Lighting a Fire The Museums at W&L invites visitors to reflect on “Born of Fire: Contemporary Japanese Women Ceramic Artists,” on display through April 29.
“I believe you cannot suppress the human impulse to create and, as we can see here in this incredible exhibit, once a fire is lit, you may not be able to contain its flames.”
~ Janet Ikeda, associate professor of Japanese
“Born of Fire: Contemporary Japanese Women Ceramic Artists,” the latest museum exhibition on display in the Watson Galleries, invites visitors to consider the contemporary works in the context of the multi-faceted ceramics collection housed on Washington and Lee University’s campus. The exhibition which is free and open to the public, is on display through April 29.

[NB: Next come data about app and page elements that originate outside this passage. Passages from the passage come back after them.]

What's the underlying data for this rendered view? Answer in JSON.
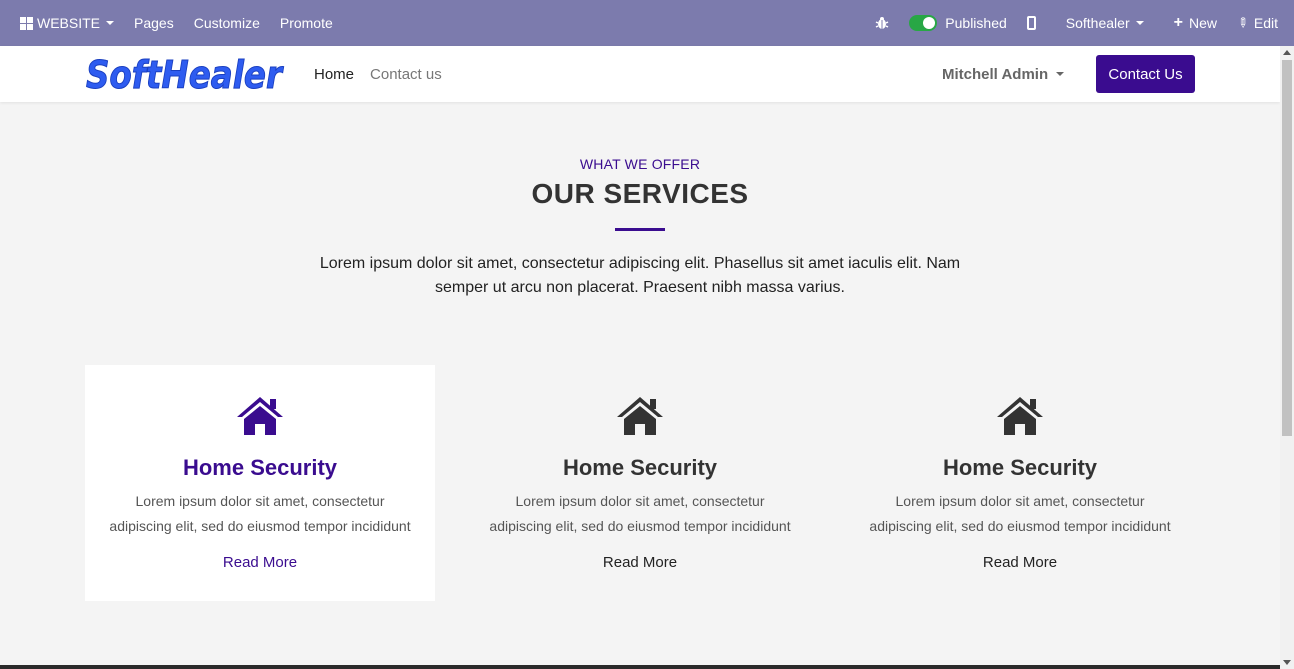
{
  "editor_bar": {
    "website_menu": "WEBSITE",
    "pages": "Pages",
    "customize": "Customize",
    "promote": "Promote",
    "published": "Published",
    "company": "Softhealer",
    "new": "New",
    "edit": "Edit"
  },
  "header": {
    "logo_text": "SoftHealer",
    "nav": {
      "home": "Home",
      "contact": "Contact us"
    },
    "user": "Mitchell Admin",
    "cta": "Contact Us"
  },
  "services": {
    "eyebrow": "WHAT WE OFFER",
    "title": "OUR SERVICES",
    "intro": "Lorem ipsum dolor sit amet, consectetur adipiscing elit. Phasellus sit amet iaculis elit. Nam semper ut arcu non placerat. Praesent nibh massa varius.",
    "cards": [
      {
        "title": "Home Security",
        "text": "Lorem ipsum dolor sit amet, consectetur adipiscing elit, sed do eiusmod tempor incididunt",
        "link": "Read More"
      },
      {
        "title": "Home Security",
        "text": "Lorem ipsum dolor sit amet, consectetur adipiscing elit, sed do eiusmod tempor incididunt",
        "link": "Read More"
      },
      {
        "title": "Home Security",
        "text": "Lorem ipsum dolor sit amet, consectetur adipiscing elit, sed do eiusmod tempor incididunt",
        "link": "Read More"
      }
    ]
  },
  "colors": {
    "editor_bar": "#7c7bad",
    "brand_purple": "#3a0c8f",
    "logo_blue": "#2e5cf0",
    "toggle_green": "#28a745"
  }
}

“The artwork in the ‘Born of Fire’ exhibition offers visitors the opportunity to view contemporary and experimental Japanese ceramics by women artists in juxtaposition to the functional and ceremonial space of our Senshin’an Tea Room,” said Pat Hobbs, W&L’s senior curator of art, who organized the exhibition. “Tea wares have traditionally been made only by men in Japanese society, and so it is interesting to me to see how women have taken the same raw material of clay and run with it as modern artists, exploding with creativity and innovation.”
Organized by the Crow Museum of Asian Art of The University of Texas at Dallas and curated by Jacqueline Chao, the Cecil and Ida Green Curator of Asian Art at the Dallas Museum of Art, the exhibition draws from the collection of Carol and Jeffrey Horvitz, whose collection of major Japanese modern and contemporary ceramics is the largest collection contemporary Japanese ceramics found outside of Japan. Women have traditionally played only a minor role in Japan’s long history in the medium of clay. Until the mid-20th century, ceramic studios in Japan were traditionally family-run establishments in which men controlled most aspects of the production or the processing of the clay to the crafting and marketing of unfinished works. This practice began to change in the post-World War II era.
“When a new generation of self-taught female ceramicists began to emerge, they managed their own studios and brought a new aesthetic and technical sensibility to the field,” said Chao.
During her talk prior to the exhibition’s opening reception on March 8, Chao emphasized the interconnectedness of the community of contemporary female ceramicists in Japan, noting that the careers and personal lives of many of the artists represented in Born of Fire overlap. The exhibition itself overlaps with the unique Senshin’an Tea Room inside the Watson Galleries, which has existed since 2006. The Tea Room and the galleries in the Reeves Museum of Ceramics display a number of 20th-century examples of traditional tea bowls and vessels in the Reeves Collection, made by the renowned Welsh potter Phil Rogers. These were generously gifted to the museum in 2013 by alumnus Hal Higginbotham and his wife, Barbara, ardent supporters of the Tea Room.
“It’s fascinating to contemplate the ceramic work of these contemporary Japanese women artists – not only in juxtaposition with the traditional tearoom, but also in relation to the Museums’ own collection of historic Asian export and European ceramics,” said Hobbs. “Many of the works in ‘Born of Fire,’ while thoroughly modern and non-functional, still relate culturally and artistically to those objects found in the Reeves Museum.”
At the exhibition’s opening reception, Janet Ikeda, associate professor of Japanese at W&L and faculty adviser to the exhibition, remarked that it was fitting the event coincided with International Women’s Day. “I believe you cannot suppress the human impulse to create,” said Ikeda, “and, as we can see here in this incredible exhibit, once a fire is lit, you may not be able to contain its flames.”